Web page and app entries
======
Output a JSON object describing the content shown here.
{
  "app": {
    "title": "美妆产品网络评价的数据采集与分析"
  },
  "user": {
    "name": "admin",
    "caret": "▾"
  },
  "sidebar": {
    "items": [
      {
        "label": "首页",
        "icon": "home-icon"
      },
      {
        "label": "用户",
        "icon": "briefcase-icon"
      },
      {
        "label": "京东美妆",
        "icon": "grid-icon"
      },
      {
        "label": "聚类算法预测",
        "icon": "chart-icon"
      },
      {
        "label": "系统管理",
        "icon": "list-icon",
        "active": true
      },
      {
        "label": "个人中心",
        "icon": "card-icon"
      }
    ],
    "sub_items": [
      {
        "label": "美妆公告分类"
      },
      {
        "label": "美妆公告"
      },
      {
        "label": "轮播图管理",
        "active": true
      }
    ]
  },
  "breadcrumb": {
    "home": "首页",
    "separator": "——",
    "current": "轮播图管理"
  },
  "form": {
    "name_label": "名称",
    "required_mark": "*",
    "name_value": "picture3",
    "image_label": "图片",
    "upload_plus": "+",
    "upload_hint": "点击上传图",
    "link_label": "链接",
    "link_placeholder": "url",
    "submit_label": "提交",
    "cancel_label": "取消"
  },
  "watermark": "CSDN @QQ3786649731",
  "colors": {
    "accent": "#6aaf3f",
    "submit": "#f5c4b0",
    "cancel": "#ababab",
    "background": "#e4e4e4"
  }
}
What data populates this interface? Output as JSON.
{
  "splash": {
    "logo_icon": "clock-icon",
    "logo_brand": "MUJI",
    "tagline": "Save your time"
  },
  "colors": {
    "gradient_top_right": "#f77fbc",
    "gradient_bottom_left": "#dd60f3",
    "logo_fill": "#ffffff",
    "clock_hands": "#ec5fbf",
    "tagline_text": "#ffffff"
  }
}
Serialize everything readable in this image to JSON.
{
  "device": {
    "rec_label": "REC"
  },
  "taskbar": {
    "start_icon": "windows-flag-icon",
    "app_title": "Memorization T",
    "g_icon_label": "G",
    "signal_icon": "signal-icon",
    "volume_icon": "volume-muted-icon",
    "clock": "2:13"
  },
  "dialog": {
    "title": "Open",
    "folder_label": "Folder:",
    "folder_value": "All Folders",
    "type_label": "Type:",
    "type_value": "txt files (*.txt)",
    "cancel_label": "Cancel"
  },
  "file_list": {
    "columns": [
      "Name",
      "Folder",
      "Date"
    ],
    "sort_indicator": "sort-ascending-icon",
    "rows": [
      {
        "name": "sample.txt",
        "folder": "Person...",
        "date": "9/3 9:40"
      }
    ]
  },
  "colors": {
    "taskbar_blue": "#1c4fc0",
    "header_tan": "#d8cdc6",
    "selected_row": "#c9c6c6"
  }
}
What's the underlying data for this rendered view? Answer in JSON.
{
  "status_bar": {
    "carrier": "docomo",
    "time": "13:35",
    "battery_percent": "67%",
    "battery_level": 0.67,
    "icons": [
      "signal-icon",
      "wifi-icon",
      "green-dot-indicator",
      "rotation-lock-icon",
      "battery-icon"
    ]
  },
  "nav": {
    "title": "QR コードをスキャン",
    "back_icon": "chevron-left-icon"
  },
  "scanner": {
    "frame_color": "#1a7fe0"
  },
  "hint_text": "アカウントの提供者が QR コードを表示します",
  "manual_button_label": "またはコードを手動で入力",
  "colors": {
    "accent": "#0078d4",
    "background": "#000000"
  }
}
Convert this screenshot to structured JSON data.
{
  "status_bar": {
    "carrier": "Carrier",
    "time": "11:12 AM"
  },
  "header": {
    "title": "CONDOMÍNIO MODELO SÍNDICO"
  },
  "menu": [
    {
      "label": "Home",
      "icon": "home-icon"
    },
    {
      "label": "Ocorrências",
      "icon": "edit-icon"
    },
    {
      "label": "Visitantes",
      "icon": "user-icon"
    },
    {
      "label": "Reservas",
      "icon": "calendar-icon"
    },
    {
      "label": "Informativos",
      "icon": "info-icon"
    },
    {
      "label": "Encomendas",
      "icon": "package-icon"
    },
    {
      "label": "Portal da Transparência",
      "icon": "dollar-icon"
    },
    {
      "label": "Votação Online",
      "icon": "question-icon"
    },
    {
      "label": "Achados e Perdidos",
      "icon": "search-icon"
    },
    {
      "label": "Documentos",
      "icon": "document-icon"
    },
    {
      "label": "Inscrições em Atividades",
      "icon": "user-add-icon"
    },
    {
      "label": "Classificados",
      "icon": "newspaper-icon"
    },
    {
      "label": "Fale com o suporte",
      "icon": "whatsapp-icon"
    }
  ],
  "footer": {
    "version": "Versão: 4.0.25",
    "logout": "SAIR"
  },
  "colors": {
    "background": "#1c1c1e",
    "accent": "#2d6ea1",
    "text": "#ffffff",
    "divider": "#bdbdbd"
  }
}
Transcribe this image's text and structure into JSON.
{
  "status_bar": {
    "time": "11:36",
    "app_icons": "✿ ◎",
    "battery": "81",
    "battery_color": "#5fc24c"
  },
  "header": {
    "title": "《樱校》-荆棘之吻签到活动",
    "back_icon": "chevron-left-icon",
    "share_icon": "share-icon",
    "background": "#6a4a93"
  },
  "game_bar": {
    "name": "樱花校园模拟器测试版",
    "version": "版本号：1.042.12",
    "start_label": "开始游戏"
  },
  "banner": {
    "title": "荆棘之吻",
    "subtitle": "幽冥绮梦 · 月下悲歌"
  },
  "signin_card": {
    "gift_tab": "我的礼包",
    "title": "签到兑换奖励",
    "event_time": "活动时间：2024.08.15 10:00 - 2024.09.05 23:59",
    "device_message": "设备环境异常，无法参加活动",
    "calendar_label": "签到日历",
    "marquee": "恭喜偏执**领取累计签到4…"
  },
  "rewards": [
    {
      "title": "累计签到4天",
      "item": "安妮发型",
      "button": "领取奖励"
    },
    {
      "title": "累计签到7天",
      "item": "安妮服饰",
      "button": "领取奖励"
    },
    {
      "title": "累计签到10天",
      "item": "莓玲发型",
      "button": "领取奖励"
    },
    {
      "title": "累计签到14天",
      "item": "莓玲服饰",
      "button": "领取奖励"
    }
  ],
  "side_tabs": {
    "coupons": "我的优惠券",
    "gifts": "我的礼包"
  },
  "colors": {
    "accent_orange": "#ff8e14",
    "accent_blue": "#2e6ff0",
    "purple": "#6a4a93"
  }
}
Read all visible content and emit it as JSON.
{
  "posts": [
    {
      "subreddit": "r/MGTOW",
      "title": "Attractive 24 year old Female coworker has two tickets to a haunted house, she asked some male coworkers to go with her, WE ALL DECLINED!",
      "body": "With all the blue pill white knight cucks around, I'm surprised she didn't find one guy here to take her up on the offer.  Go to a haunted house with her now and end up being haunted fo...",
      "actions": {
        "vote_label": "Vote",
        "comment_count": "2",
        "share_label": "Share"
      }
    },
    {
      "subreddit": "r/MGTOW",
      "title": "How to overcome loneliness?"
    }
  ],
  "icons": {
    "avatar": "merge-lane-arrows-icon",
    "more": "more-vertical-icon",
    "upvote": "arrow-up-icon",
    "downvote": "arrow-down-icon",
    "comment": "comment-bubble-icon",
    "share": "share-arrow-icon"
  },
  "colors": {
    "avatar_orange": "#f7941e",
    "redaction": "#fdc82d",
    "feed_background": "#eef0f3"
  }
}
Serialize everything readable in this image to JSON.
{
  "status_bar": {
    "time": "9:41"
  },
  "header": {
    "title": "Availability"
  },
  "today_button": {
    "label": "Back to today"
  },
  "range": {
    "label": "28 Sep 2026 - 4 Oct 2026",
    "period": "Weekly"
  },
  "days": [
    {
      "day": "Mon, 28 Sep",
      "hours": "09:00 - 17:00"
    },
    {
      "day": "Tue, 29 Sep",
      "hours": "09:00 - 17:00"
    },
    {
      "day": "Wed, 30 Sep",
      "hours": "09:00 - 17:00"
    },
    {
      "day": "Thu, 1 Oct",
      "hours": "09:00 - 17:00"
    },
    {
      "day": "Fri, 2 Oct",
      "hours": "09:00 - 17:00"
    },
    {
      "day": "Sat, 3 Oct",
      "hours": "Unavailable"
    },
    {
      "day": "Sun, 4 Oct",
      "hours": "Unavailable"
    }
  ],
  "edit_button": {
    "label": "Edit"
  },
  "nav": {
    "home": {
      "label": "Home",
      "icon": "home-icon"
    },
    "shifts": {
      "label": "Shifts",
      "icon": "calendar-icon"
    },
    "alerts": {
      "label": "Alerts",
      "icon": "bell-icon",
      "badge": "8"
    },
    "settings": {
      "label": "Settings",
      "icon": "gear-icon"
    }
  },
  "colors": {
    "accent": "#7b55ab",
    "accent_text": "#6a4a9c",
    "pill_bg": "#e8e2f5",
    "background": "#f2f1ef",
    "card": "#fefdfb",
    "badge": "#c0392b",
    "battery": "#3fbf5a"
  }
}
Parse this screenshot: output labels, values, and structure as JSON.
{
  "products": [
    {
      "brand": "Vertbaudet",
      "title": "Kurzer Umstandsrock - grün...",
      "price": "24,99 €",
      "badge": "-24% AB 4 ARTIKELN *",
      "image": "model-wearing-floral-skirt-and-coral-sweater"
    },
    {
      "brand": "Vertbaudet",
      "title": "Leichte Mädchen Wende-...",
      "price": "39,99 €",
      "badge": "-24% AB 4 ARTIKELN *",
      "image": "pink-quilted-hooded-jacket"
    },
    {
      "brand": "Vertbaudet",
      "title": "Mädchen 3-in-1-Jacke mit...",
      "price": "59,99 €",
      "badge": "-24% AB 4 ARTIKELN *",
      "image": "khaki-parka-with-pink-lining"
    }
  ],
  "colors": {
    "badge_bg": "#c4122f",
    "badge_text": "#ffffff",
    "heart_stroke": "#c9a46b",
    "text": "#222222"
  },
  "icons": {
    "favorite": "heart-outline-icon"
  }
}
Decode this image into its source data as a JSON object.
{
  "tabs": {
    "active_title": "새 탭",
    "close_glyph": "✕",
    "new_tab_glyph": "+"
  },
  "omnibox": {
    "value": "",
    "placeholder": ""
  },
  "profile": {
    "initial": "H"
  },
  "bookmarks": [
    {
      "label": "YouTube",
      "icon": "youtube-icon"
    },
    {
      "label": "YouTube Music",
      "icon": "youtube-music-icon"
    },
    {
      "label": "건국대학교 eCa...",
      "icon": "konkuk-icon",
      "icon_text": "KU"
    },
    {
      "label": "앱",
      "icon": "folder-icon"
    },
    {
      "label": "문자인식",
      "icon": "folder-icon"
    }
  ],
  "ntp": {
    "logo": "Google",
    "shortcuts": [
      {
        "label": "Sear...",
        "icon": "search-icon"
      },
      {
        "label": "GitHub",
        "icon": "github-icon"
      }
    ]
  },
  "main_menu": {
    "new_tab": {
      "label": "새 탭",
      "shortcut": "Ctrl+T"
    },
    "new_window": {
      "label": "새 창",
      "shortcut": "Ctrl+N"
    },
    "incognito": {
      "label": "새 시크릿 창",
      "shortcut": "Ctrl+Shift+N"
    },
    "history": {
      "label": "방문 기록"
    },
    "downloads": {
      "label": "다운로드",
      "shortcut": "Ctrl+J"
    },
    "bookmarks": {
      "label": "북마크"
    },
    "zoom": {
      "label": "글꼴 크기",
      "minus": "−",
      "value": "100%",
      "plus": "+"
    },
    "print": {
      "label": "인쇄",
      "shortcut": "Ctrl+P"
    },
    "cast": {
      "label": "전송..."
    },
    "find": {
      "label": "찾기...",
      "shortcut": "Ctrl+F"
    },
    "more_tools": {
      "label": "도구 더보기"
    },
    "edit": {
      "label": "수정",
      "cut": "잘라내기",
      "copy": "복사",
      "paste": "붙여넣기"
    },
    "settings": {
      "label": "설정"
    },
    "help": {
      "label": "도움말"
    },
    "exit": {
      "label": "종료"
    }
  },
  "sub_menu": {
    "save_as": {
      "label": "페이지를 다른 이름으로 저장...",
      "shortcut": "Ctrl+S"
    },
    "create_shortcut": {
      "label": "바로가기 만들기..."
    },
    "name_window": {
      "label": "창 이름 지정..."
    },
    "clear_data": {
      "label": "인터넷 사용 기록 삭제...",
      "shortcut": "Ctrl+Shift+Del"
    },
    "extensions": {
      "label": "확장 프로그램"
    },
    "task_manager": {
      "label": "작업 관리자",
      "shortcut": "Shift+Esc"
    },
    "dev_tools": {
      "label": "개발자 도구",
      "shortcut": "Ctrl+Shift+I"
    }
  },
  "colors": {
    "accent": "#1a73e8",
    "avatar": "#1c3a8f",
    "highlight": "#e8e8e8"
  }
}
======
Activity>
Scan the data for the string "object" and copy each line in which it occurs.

Result of the exercise>
Output a JSON object describing the content shown here.
Decode this image into its source data as a JSON object.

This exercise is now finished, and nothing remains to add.